◆ Exercise:
Would you output all the lines below precisely as they stand, leaving each picture out?

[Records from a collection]
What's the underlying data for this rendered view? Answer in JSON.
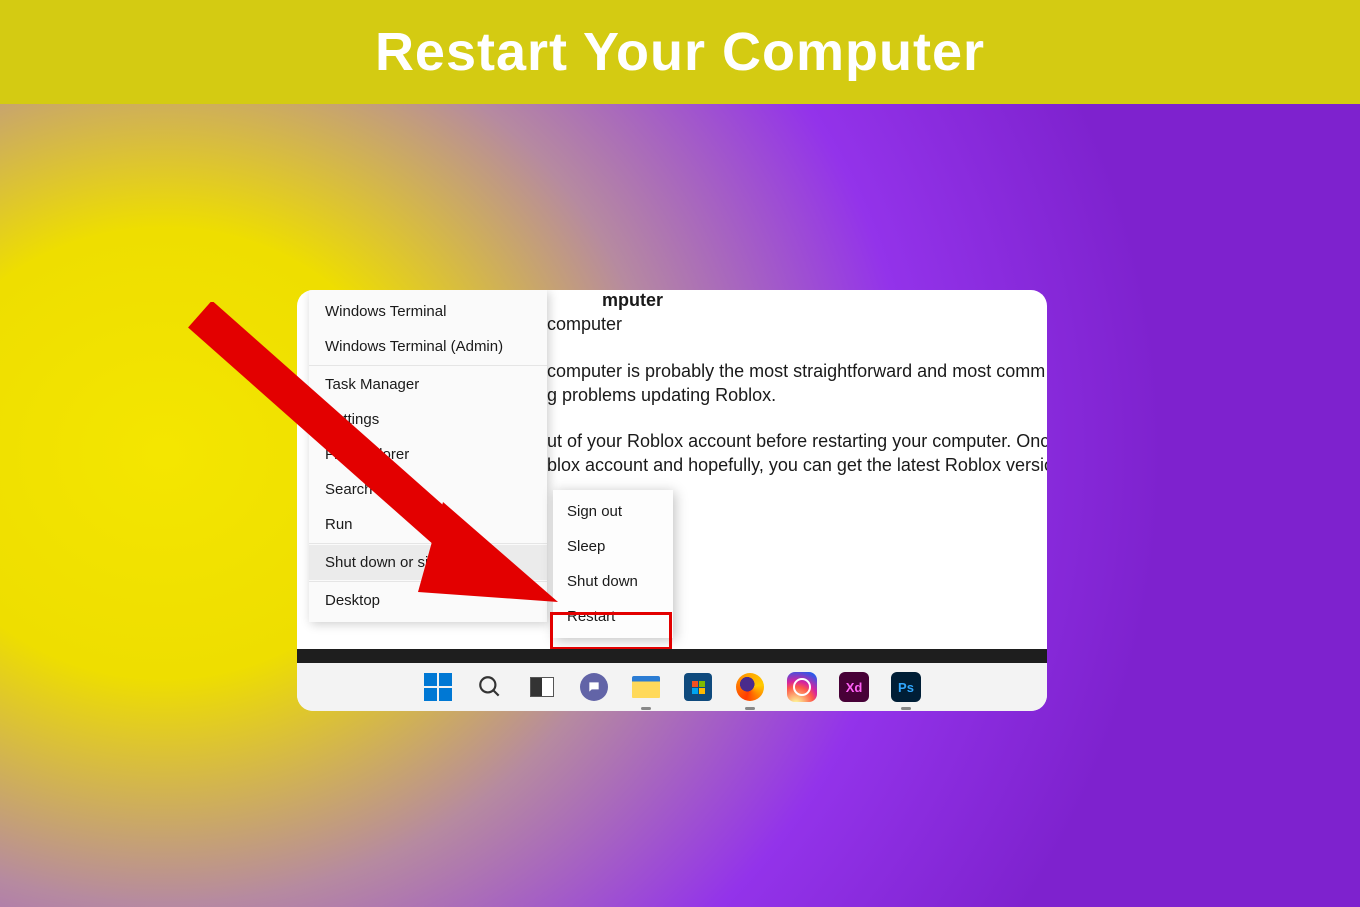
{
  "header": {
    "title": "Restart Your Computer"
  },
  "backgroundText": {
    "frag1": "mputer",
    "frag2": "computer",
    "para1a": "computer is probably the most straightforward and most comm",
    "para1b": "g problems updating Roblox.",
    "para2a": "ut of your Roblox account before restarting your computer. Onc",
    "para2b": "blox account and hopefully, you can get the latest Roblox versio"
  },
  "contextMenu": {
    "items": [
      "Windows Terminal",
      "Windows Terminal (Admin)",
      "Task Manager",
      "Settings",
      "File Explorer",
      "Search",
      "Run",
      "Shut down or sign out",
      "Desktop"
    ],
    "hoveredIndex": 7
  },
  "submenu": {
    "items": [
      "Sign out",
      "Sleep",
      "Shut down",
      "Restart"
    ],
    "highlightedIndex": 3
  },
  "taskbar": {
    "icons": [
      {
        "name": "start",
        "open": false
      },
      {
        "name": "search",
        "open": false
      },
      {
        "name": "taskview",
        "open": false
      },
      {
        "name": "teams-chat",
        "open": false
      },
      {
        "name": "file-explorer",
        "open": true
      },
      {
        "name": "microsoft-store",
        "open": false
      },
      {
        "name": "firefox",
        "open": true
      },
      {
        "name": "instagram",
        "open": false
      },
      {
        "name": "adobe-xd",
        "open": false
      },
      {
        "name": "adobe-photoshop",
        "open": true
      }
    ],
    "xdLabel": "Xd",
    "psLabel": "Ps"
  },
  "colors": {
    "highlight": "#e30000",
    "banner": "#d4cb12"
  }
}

◆ Solved problem:
What's the underlying data for this rendered view? Answer in JSON.
{
  "header": {
    "title": "Restart Your Computer"
  },
  "backgroundText": {
    "frag1": "mputer",
    "frag2": "computer",
    "para1a": "computer is probably the most straightforward and most comm",
    "para1b": "g problems updating Roblox.",
    "para2a": "ut of your Roblox account before restarting your computer. Onc",
    "para2b": "blox account and hopefully, you can get the latest Roblox versio"
  },
  "contextMenu": {
    "items": [
      "Windows Terminal",
      "Windows Terminal (Admin)",
      "Task Manager",
      "Settings",
      "File Explorer",
      "Search",
      "Run",
      "Shut down or sign out",
      "Desktop"
    ],
    "hoveredIndex": 7
  },
  "submenu": {
    "items": [
      "Sign out",
      "Sleep",
      "Shut down",
      "Restart"
    ],
    "highlightedIndex": 3
  },
  "taskbar": {
    "icons": [
      {
        "name": "start",
        "open": false
      },
      {
        "name": "search",
        "open": false
      },
      {
        "name": "taskview",
        "open": false
      },
      {
        "name": "teams-chat",
        "open": false
      },
      {
        "name": "file-explorer",
        "open": true
      },
      {
        "name": "microsoft-store",
        "open": false
      },
      {
        "name": "firefox",
        "open": true
      },
      {
        "name": "instagram",
        "open": false
      },
      {
        "name": "adobe-xd",
        "open": false
      },
      {
        "name": "adobe-photoshop",
        "open": true
      }
    ],
    "xdLabel": "Xd",
    "psLabel": "Ps"
  },
  "colors": {
    "highlight": "#e30000",
    "banner": "#d4cb12"
  }
}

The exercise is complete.